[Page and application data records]
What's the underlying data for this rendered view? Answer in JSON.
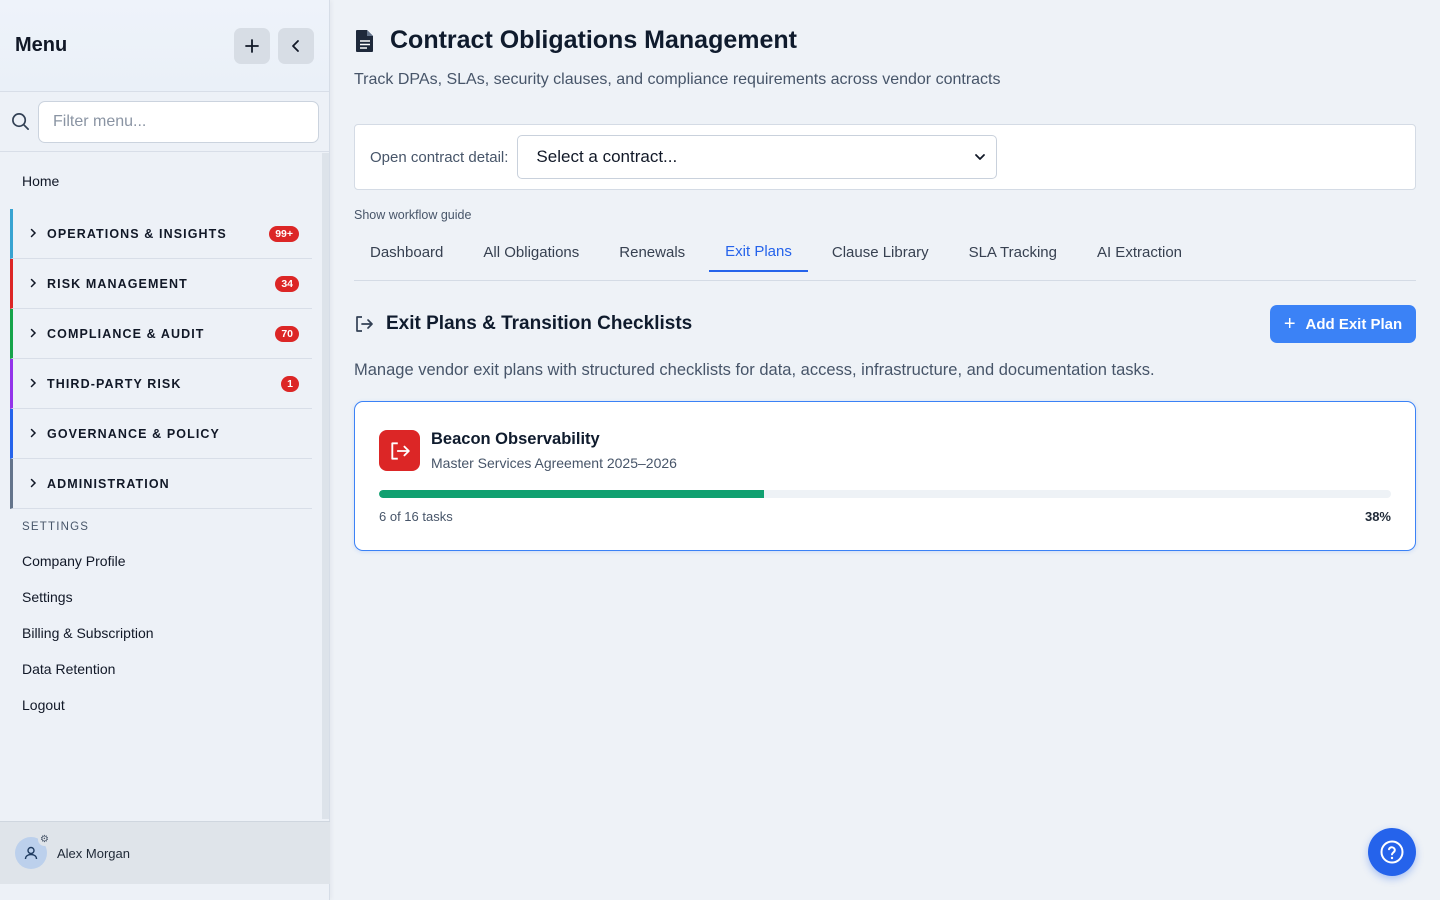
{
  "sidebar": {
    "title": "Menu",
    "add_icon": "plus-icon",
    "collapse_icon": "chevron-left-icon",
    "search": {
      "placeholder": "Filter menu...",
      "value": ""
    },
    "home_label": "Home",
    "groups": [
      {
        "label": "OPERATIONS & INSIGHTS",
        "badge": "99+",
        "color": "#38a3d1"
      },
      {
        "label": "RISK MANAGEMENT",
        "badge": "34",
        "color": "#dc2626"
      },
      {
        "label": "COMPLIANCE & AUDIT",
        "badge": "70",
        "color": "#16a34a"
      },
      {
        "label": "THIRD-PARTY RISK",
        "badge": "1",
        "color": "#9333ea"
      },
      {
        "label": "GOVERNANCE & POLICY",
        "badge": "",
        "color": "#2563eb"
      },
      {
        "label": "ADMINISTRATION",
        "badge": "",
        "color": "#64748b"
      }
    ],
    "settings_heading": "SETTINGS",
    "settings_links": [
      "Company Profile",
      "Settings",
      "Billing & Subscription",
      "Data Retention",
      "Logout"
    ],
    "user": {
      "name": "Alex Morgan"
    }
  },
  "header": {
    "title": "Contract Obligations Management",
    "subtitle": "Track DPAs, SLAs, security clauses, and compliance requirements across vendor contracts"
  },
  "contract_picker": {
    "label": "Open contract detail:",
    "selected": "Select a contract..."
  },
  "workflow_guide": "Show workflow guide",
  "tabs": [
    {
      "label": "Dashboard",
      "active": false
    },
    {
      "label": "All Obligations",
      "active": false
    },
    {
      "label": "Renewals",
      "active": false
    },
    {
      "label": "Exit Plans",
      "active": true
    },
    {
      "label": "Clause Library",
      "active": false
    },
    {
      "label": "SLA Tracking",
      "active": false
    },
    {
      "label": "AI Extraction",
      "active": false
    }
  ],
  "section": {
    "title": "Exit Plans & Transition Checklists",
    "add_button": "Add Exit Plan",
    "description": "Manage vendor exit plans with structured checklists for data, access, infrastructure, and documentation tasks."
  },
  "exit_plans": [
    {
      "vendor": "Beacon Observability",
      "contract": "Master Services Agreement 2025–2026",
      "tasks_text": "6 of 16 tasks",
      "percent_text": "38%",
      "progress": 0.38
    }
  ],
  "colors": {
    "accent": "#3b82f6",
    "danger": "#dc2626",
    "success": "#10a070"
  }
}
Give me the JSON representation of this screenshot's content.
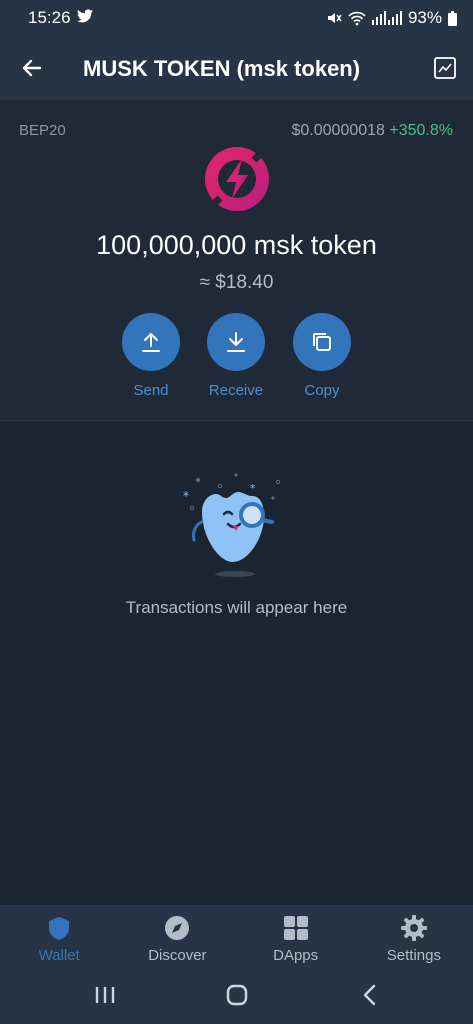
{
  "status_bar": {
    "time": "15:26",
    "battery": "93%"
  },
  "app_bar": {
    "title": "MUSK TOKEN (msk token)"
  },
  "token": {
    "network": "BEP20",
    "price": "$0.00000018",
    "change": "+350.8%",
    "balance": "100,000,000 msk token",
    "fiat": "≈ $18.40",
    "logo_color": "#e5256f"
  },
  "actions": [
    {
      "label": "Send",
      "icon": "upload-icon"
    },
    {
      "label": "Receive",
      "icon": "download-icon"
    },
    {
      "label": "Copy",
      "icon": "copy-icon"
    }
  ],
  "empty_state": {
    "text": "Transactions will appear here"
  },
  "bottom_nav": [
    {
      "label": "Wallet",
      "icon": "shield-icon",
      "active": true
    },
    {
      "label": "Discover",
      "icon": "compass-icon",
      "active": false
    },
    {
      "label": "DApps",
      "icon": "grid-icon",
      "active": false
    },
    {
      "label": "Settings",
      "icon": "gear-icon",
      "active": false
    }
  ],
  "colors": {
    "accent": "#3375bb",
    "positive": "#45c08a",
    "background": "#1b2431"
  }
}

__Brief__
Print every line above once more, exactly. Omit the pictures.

__Exercise output__
What's the underlying data for this rendered view? Answer in JSON.
{
  "sidebar": {
    "title": "Menu",
    "add_icon": "plus-icon",
    "collapse_icon": "chevron-left-icon",
    "search": {
      "placeholder": "Filter menu...",
      "value": ""
    },
    "home_label": "Home",
    "groups": [
      {
        "label": "OPERATIONS & INSIGHTS",
        "badge": "99+",
        "color": "#38a3d1"
      },
      {
        "label": "RISK MANAGEMENT",
        "badge": "34",
        "color": "#dc2626"
      },
      {
        "label": "COMPLIANCE & AUDIT",
        "badge": "70",
        "color": "#16a34a"
      },
      {
        "label": "THIRD-PARTY RISK",
        "badge": "1",
        "color": "#9333ea"
      },
      {
        "label": "GOVERNANCE & POLICY",
        "badge": "",
        "color": "#2563eb"
      },
      {
        "label": "ADMINISTRATION",
        "badge": "",
        "color": "#64748b"
      }
    ],
    "settings_heading": "SETTINGS",
    "settings_links": [
      "Company Profile",
      "Settings",
      "Billing & Subscription",
      "Data Retention",
      "Logout"
    ],
    "user": {
      "name": "Alex Morgan"
    }
  },
  "header": {
    "title": "Contract Obligations Management",
    "subtitle": "Track DPAs, SLAs, security clauses, and compliance requirements across vendor contracts"
  },
  "contract_picker": {
    "label": "Open contract detail:",
    "selected": "Select a contract..."
  },
  "workflow_guide": "Show workflow guide",
  "tabs": [
    {
      "label": "Dashboard",
      "active": false
    },
    {
      "label": "All Obligations",
      "active": false
    },
    {
      "label": "Renewals",
      "active": false
    },
    {
      "label": "Exit Plans",
      "active": true
    },
    {
      "label": "Clause Library",
      "active": false
    },
    {
      "label": "SLA Tracking",
      "active": false
    },
    {
      "label": "AI Extraction",
      "active": false
    }
  ],
  "section": {
    "title": "Exit Plans & Transition Checklists",
    "add_button": "Add Exit Plan",
    "description": "Manage vendor exit plans with structured checklists for data, access, infrastructure, and documentation tasks."
  },
  "exit_plans": [
    {
      "vendor": "Beacon Observability",
      "contract": "Master Services Agreement 2025–2026",
      "tasks_text": "6 of 16 tasks",
      "percent_text": "38%",
      "progress": 0.38
    }
  ],
  "colors": {
    "accent": "#3b82f6",
    "danger": "#dc2626",
    "success": "#10a070"
  }
}
Give me the JSON representation of this screenshot's content.
{
  "status_bar": {
    "time": "15:26",
    "battery": "93%"
  },
  "app_bar": {
    "title": "MUSK TOKEN (msk token)"
  },
  "token": {
    "network": "BEP20",
    "price": "$0.00000018",
    "change": "+350.8%",
    "balance": "100,000,000 msk token",
    "fiat": "≈ $18.40",
    "logo_color": "#e5256f"
  },
  "actions": [
    {
      "label": "Send",
      "icon": "upload-icon"
    },
    {
      "label": "Receive",
      "icon": "download-icon"
    },
    {
      "label": "Copy",
      "icon": "copy-icon"
    }
  ],
  "empty_state": {
    "text": "Transactions will appear here"
  },
  "bottom_nav": [
    {
      "label": "Wallet",
      "icon": "shield-icon",
      "active": true
    },
    {
      "label": "Discover",
      "icon": "compass-icon",
      "active": false
    },
    {
      "label": "DApps",
      "icon": "grid-icon",
      "active": false
    },
    {
      "label": "Settings",
      "icon": "gear-icon",
      "active": false
    }
  ],
  "colors": {
    "accent": "#3375bb",
    "positive": "#45c08a",
    "background": "#1b2431"
  }
}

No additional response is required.